### Your goal
Pull every line with "data" from the entries below.

═══ Supplied information

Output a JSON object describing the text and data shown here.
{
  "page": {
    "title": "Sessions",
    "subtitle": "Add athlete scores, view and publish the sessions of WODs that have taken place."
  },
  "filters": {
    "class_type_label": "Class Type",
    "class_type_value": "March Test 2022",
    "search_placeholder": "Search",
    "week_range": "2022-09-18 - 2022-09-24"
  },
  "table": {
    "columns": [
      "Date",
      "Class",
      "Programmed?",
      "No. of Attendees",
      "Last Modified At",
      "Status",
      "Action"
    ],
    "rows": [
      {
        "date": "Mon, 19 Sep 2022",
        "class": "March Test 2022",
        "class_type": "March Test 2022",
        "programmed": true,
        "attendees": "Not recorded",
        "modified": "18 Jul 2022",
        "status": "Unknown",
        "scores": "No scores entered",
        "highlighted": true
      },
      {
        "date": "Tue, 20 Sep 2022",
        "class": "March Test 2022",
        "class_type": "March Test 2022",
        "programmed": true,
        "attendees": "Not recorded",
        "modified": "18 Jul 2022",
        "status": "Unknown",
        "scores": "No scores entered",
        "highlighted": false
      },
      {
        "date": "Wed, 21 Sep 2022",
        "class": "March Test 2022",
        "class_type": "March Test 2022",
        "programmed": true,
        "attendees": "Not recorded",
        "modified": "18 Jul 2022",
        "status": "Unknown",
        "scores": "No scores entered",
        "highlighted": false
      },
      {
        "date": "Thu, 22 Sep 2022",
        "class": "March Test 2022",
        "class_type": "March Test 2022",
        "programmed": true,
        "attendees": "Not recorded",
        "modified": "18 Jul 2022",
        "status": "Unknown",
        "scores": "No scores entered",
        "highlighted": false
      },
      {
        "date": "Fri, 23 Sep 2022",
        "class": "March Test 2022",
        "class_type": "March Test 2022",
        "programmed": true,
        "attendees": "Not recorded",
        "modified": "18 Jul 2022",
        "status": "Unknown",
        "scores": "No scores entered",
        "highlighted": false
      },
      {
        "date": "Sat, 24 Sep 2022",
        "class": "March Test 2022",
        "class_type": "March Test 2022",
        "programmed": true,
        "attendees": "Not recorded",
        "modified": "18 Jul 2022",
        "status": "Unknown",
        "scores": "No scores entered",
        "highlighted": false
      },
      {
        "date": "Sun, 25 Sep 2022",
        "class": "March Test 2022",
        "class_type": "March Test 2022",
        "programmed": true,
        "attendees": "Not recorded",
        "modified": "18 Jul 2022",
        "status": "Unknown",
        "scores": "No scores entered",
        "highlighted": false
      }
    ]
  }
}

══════
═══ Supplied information

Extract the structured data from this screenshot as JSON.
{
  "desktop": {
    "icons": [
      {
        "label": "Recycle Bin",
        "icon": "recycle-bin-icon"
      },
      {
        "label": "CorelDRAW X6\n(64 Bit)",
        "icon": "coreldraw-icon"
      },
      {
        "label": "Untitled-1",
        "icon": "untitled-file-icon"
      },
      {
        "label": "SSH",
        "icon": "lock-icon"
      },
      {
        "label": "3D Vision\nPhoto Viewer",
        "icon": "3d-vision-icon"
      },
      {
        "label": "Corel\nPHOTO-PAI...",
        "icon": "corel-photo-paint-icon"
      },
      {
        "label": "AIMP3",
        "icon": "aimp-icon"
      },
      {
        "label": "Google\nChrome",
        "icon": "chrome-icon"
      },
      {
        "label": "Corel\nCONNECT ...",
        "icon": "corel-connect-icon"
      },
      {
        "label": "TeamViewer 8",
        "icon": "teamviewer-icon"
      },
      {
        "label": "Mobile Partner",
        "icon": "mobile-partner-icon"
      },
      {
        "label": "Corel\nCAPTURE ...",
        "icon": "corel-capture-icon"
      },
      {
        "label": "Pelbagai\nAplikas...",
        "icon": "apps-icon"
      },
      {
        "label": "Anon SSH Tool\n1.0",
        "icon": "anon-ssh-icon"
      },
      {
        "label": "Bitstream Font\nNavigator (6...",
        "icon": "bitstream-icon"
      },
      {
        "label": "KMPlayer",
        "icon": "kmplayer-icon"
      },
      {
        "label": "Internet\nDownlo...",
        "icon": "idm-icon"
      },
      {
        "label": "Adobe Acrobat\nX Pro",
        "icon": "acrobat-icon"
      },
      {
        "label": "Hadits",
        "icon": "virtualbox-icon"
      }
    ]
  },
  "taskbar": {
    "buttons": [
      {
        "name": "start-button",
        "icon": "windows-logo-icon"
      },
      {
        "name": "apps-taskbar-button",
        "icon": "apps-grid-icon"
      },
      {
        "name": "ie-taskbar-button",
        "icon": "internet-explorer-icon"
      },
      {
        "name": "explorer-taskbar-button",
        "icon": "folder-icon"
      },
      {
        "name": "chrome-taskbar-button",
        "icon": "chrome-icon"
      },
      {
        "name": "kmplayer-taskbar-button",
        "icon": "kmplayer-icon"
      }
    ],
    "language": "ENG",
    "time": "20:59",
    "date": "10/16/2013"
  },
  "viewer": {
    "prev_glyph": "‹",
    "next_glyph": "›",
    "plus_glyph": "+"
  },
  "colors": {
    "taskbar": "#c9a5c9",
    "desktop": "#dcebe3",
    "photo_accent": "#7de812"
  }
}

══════

### Output
Output a JSON object describing the text and data shown here.
Extract the structured data from this screenshot as JSON.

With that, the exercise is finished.